.git/hooks/pre-commit) that git will run whenever you try to make a commit. If the script exits with an error code, then git will abort the commit.
#!/bin/bash set -e black --check . flake8 . python3 tests.py
Simple as it is, this script has a couple of problems:
It checks every Python file in the directory, including files that aren't tracked by git at all (e.g., files inside a virtual environment), files that haven't been modified since the last commit, and files that have been modified but have not been staged. This is highly inefficient, and doesn't allow for any files to be exempt from any of the checks.
It exits as soon as any of the checks fail. You may want to run all the checks to see all the errors.
We can at least exclude non-Python files and files in the virtual environment (assuming that it is at
#!/bin/bash set -e PY=$(find . -path ./.venv -prune -o -name "*.py" -print) black --check $PY flake8 $PY pytest
But we haven't fully solved the first problem, nor addressed the second problem at all, and our solution would quickly become unwieldy if we wanted checks for multiple languages.1
Because these issues plagued me whenever I started a new project and discouraged me from writing more comprehensive pre-commit checks, I created my own tool,
precommit, to manage my pre-commit hooks.
Above all, precommit is designed to be lightweight. To set up a pre-commit hook, you run
precommit init anywhere in your git repository, which creates a configuration file called
precommit.py in the repository's root and symlinks it to git's hooks directory. Then, the check will be triggered automatically whenever you run
git commit. You can also trigger it manually with
Here's what it looks like:2
The default configuration comes with a number of useful checks out of the box:3
Most of the checks are enabled by default. There is no overhead for enabling checks in a language your project does not use, because checks are only run when a matching file is staged for the commit.

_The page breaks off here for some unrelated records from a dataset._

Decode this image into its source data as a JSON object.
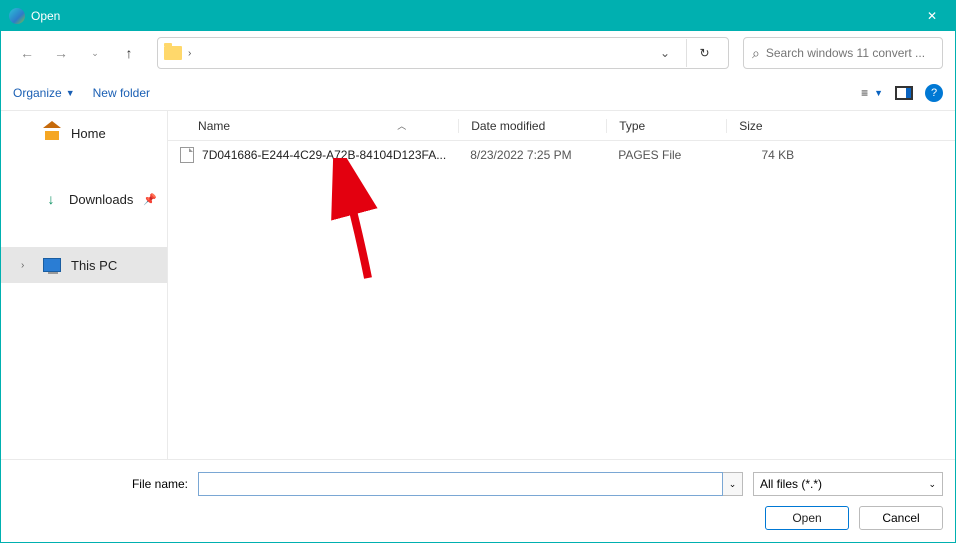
{
  "window": {
    "title": "Open"
  },
  "nav": {
    "search_placeholder": "Search windows 11 convert ..."
  },
  "toolbar": {
    "organize_label": "Organize",
    "newfolder_label": "New folder"
  },
  "sidebar": {
    "items": [
      {
        "label": "Home"
      },
      {
        "label": "Downloads"
      },
      {
        "label": "This PC"
      }
    ]
  },
  "columns": {
    "name": "Name",
    "date": "Date modified",
    "type": "Type",
    "size": "Size"
  },
  "files": [
    {
      "name": "7D041686-E244-4C29-A72B-84104D123FA...",
      "date": "8/23/2022 7:25 PM",
      "type": "PAGES File",
      "size": "74 KB"
    }
  ],
  "footer": {
    "filename_label": "File name:",
    "filename_value": "",
    "filter_label": "All files (*.*)",
    "open_label": "Open",
    "cancel_label": "Cancel"
  }
}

Many checks can fix problems as well as identify them. For example,
PythonFormat can use
black to automatically re-format your code, and
PythonImportOrder can use
isort to sort imports. To apply all available fixes, run
precommit fix. You can pass
precommit fix to operate on both unstaged and staged changes.
If the built-in checks aren't enough, you can easily write your own checks with the
from precommitlib import checks def init(precommit): # ... precommit.check(checks.Command("UnitTests", ["./test"])) precommit.check(checks.Command("GoFormat", ["gofmt"], pass_files=True, include=["*.go"]))
The first check,
UnitTests runs a shell command (
./test) with no arguments. The second check,
gofmt on all staged files (
pass_files=True) that match the given list of patterns (
include=["*.go"]). Naturally, there is also an
exclude parameter to exempt files from a check.
If this post has piqued your interest, you are welcome to fork your own version of precommit on GitHub. I encourage you to fork it rather than download it so that you can tailor it to your personal workflow and preferences. I've intentionally kept the tool small and only implemented the features that I need, which are likely not exactly the features that you need.
If you do just want to download it, you can do so with pip:
pip3 install git+https://github.com/iafisher/precommit.git
Note that depending on your system's configuration, pip may not place the
precommit script on your
We'd also need to adjust the
find command to something like
find . -path ./.venv -prune -o -name "*.py" -print0 | xargs -0 black --check in order to correctly handle file names that contain whitespace.↩
Note that many of these checks require an external program (
flake8, etc.) to be installed. precommit does not install them for you.↩